Robert Holder
PhD Candidate
University of Maryland, Baltimore County



Home | CV (PDF) | Quick PPT bio

I am a part-time Computer Science PhD student at UMBC.
My other existence is at the Johns Hopkins Applied Physics Laboratory (JHU/APL), where I work in the Research and Exploratory Development Department (REDD).

Current research interests
Planning in time-constrained domains
Collaboration, team forming, and resource allocation in virtual worlds
Multi-level and distributed resource allocation
Planning & scheduling
Multi-agent systems

Selected publications

R. Holder. "Problem Space Analysis for Plan Library Generation and Algorithm Selection in Real-time Systems." In Proceedings of 23rd International Florida Artificial Intelligence Research Society (FLAIRS) Conference, May 2010, Daytona Beach, FL. Best Poster Award

R. Holder and R.S. Cost. "Utilizing Resource Brokering Within Virtual Environments to Support Distributed Collaboration and Rapid Team Configuration." In Proceedings of the 14th ICCRTS, June 2009, Washington, DC.

R. Holder. "Improving a plan library for real-time systems using nearly orthogonal Latin hypercube sampling." In Proceedings of the 23rd AAAI Conference on Artificial Intelligence, Student Abstract Program, July 2008, Chicago, IL.

Outside interests
Teaching - UMBC | Johns Hopkins | Tulane
Mentoring -   NSBE-BMAC | PROMISE

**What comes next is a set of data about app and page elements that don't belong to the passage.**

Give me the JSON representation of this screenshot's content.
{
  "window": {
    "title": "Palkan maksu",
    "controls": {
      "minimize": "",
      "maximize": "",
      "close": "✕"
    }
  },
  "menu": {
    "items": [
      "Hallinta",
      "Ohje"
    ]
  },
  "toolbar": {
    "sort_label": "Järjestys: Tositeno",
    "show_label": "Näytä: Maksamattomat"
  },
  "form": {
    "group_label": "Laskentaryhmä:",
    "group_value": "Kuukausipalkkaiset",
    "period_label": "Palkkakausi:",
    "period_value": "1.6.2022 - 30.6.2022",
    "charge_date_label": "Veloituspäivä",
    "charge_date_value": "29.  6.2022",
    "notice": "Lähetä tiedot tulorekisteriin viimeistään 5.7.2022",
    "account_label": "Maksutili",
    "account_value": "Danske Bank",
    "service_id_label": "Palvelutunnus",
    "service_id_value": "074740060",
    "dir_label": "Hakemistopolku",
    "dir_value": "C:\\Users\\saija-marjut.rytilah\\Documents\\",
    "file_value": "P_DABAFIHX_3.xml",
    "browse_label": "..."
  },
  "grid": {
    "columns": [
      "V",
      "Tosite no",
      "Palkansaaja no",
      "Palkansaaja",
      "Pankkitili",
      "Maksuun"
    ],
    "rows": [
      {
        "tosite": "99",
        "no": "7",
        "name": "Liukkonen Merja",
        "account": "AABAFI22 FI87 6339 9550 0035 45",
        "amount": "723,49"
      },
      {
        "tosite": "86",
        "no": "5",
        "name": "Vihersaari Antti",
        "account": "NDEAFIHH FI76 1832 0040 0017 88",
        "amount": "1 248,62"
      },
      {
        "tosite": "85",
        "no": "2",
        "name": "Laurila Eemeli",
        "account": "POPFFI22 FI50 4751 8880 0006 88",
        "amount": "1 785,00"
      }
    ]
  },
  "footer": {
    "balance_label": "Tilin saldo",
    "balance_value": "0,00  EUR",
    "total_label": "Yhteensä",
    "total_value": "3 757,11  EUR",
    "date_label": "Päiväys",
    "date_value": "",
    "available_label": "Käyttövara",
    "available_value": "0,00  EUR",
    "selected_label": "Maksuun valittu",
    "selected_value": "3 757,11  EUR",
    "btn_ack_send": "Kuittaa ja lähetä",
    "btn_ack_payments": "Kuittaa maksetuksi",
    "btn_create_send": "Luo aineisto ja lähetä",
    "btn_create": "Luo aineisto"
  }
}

Survive and move on...
UMBC (PhD, in progress)Tulane (MS, 2000)
CMSC 621 - Advanced Operating Systems
CMSC 643 - Quantum Computation
CMSC 641 - Design & Analysis of Algorithms
CMSC 661 - Principles of Database Systems
CMSC 611 - Advanced Computer Architecture
CMSC 671 - Principles of Artificial Intelligence
CMSC 691B - Research Methods
CMSC 673 - Natural Language Processing
CMSC 677 - Agent Architectures and Multi-Agent Systems
CPSC 666 - Artificial Intelligence
CPEN 661 - Computer Graphics
CPEN 672 - Computer Networks
CPSC 652 - Compiler Design
ELEN 645 - Modern Control Systems
CPSC 705 - Fuzzy Logic Power Systems
CPSC 714 - Fuzzy Database Modeling
ELEN 633 - Digital Signal Processing
Thesis: Modeling Databases Containing Uncertain Data
with Extensible Markup Language (XML)